Thursday, February 4, 2010

Old wineries never die...

...their wines just fade away, or they are reincarnated as another winery.
When the fruit in a wine has all but disappeared sometimes all that we are left with is the information on the label. Sometimes we don't even have that. So what do we have here?
Let's start with the Beringer. This is a historical Napa Valley winery that is still in existence, albeit now owned by multi-national Beringer Blass Wine Estates. The label on this wine tells you all the pertinent stuff you would want to know about the bottles contents; varietal - Zinfandel, valley - Napa, vintage - 1974, and alcohol - 12 1/2% (a ha, a fraction. No silly decimals back in those days). Beringer were very obviously on top of things back in the 1970s.
The 1985 Merlion Chardonnay hails from the Napa Valley also. This defunct winery was located in the St. Helena AVA although the label just claims Napa Valley as the source of the wine, which I assume means that the fruit was not from the aforementioned AVA. The alcohol content is not listed so there is not even a hint as to the alcoholic punch that the summer of '85 endowed upon this particular vintage. The winery may be long gone but a signature tasting glass, designed by Merlion owner George Vierra, endures.
The Christain Brothers, (now Hess), Napa Rosé declares an alcohol content of of 12%. However, there is no vintage or mention of grape varietal. The Brothers used more label space on extolling the virtues of their "anytime wine" rather than waste it on all the regulatory nonsense required on current day wines.
Last but not least, the Carneros Creek California Red Table Wine. This property now operates as Folio Winemakers Studio (a Michael Mondavi venture), a collection of wine companies in the Los Carneros AVA. This extremely simple label does not divulge the vintage, alcohol content or even the varietal of the grapes. How can I be sure that it is even wine?
How times have changed. Compared with the draconian governmental stipulations wineries have to comply with nowadays when they put together their labels for subsequent releases, the wineries of decades past had it easy.
I don't feel inclined to taste any of these antiquated wines, to me they are more like museum pieces, unless somebody dares me of course.

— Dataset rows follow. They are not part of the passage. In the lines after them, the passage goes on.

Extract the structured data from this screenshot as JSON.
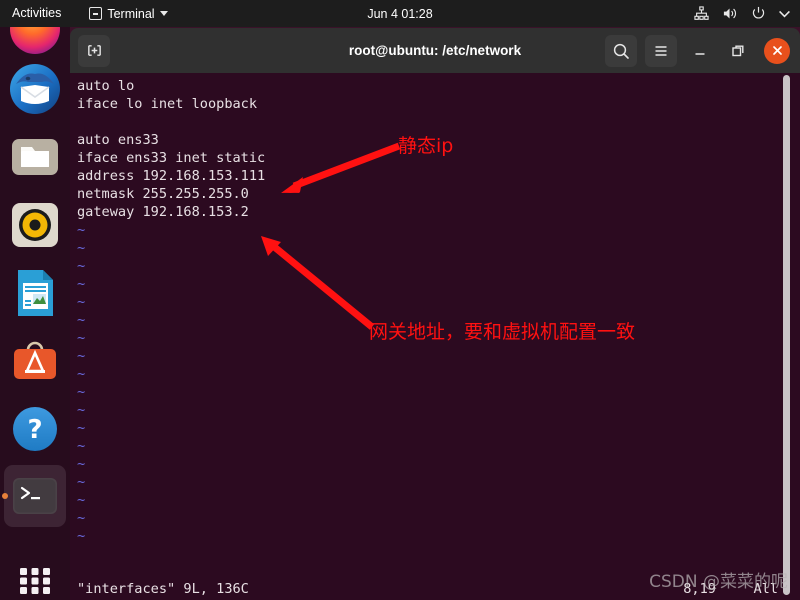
{
  "topbar": {
    "activities": "Activities",
    "app_menu": "Terminal",
    "clock": "Jun 4 01:28",
    "icons": [
      "network-wired-icon",
      "volume-icon",
      "power-icon",
      "caret-down-icon"
    ]
  },
  "dock": {
    "items": [
      {
        "name": "firefox",
        "label": "Firefox"
      },
      {
        "name": "thunderbird",
        "label": "Thunderbird Mail"
      },
      {
        "name": "files",
        "label": "Files"
      },
      {
        "name": "rhythmbox",
        "label": "Rhythmbox"
      },
      {
        "name": "libreoffice-writer",
        "label": "LibreOffice Writer"
      },
      {
        "name": "ubuntu-software",
        "label": "Ubuntu Software"
      },
      {
        "name": "help",
        "label": "Help"
      },
      {
        "name": "terminal",
        "label": "Terminal"
      },
      {
        "name": "show-applications",
        "label": "Show Applications"
      }
    ]
  },
  "window": {
    "title": "root@ubuntu: /etc/network",
    "buttons": {
      "new_tab": "new-tab-button",
      "search": "search-button",
      "menu": "menu-button",
      "minimize": "minimize-button",
      "maximize": "maximize-button",
      "close": "close-button"
    }
  },
  "terminal": {
    "lines": [
      "auto lo",
      "iface lo inet loopback",
      "",
      "auto ens33",
      "iface ens33 inet static",
      "address 192.168.153.111",
      "netmask 255.255.255.0",
      "gateway 192.168.153.2"
    ],
    "tilde_marker": "~",
    "tilde_count": 18,
    "status": {
      "file_info": "\"interfaces\" 9L, 136C",
      "position": "8,19",
      "scroll": "All"
    }
  },
  "annotations": [
    {
      "name": "annotation-static-ip",
      "text": "静态ip",
      "color": "#ff1111"
    },
    {
      "name": "annotation-gateway",
      "text": "网关地址，要和虚拟机配置一致",
      "color": "#ff1111"
    }
  ],
  "watermark": {
    "text": "CSDN @菜菜的呢"
  },
  "colors": {
    "terminal_bg": "#2c0a20",
    "titlebar_bg": "#303030",
    "topbar_bg": "#1d1d1d",
    "accent_close": "#e8501c",
    "annotation_red": "#ff1111",
    "tilde_blue": "#6a6ae0"
  }
}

5 comments:

Wartime Housewife said...

Double dare you - can't go back on it now...

Vinogirl said...

Hmmm...I'll have to think about it, the wine really doesn't look that good.

Thud said...

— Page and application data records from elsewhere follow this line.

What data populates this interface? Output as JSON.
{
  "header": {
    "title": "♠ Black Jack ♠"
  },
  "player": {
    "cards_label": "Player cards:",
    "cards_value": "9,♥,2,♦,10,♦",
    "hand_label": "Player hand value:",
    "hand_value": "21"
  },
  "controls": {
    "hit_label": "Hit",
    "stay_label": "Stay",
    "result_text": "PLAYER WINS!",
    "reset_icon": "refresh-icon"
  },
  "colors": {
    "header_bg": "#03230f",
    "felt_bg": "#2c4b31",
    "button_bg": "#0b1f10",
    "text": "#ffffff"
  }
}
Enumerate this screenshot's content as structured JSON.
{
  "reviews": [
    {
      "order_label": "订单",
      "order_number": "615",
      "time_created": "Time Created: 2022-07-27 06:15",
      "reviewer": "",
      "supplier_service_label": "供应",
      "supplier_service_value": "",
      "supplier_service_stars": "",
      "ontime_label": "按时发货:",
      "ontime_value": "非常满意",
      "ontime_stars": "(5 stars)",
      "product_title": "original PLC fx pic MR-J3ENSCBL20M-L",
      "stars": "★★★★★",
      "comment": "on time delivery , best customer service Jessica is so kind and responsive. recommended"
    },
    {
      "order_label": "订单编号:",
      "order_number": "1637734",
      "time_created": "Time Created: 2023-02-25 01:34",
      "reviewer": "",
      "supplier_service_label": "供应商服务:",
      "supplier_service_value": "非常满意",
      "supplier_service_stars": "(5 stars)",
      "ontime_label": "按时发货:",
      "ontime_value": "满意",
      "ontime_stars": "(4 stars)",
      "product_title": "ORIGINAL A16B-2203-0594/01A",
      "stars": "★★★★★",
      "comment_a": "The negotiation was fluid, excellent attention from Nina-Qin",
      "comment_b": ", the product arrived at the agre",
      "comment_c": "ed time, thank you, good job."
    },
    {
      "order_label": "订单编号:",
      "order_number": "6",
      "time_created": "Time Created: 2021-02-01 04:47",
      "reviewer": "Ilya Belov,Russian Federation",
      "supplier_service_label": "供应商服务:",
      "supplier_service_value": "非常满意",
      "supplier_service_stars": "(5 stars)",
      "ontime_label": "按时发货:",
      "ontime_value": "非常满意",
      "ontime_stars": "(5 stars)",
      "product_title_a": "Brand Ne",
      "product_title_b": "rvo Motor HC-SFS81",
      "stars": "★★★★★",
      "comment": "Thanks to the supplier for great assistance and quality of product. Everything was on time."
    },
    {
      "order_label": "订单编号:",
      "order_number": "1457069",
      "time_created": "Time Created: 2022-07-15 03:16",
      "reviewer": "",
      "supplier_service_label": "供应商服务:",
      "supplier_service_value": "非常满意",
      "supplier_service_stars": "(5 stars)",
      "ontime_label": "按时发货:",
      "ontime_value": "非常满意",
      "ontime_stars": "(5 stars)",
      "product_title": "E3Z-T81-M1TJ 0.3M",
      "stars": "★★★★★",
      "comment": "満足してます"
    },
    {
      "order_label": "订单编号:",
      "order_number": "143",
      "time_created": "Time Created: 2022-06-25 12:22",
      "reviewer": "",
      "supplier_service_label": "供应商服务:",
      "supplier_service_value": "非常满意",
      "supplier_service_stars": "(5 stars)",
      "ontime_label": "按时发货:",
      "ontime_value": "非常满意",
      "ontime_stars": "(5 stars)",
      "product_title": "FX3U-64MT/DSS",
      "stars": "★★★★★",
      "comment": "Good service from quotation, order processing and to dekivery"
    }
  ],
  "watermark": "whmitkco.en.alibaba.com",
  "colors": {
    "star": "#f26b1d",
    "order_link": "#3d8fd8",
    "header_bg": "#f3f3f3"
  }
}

I'm always up for old crud as you know...on a more contemporary note we drank your 07 cab franc tonight...outstanding, the best yet I believe.

Vinogirl said...

Something dodgy can always be good for a laugh...glad the Cab franc showed well :)

Weston said...

hey If I opened up my grandmas homemade wine from 1970s and had to take a sip...yeah it was like super Oxidized but ..well "interesting" can't drink it but sure was cool to think what it could of been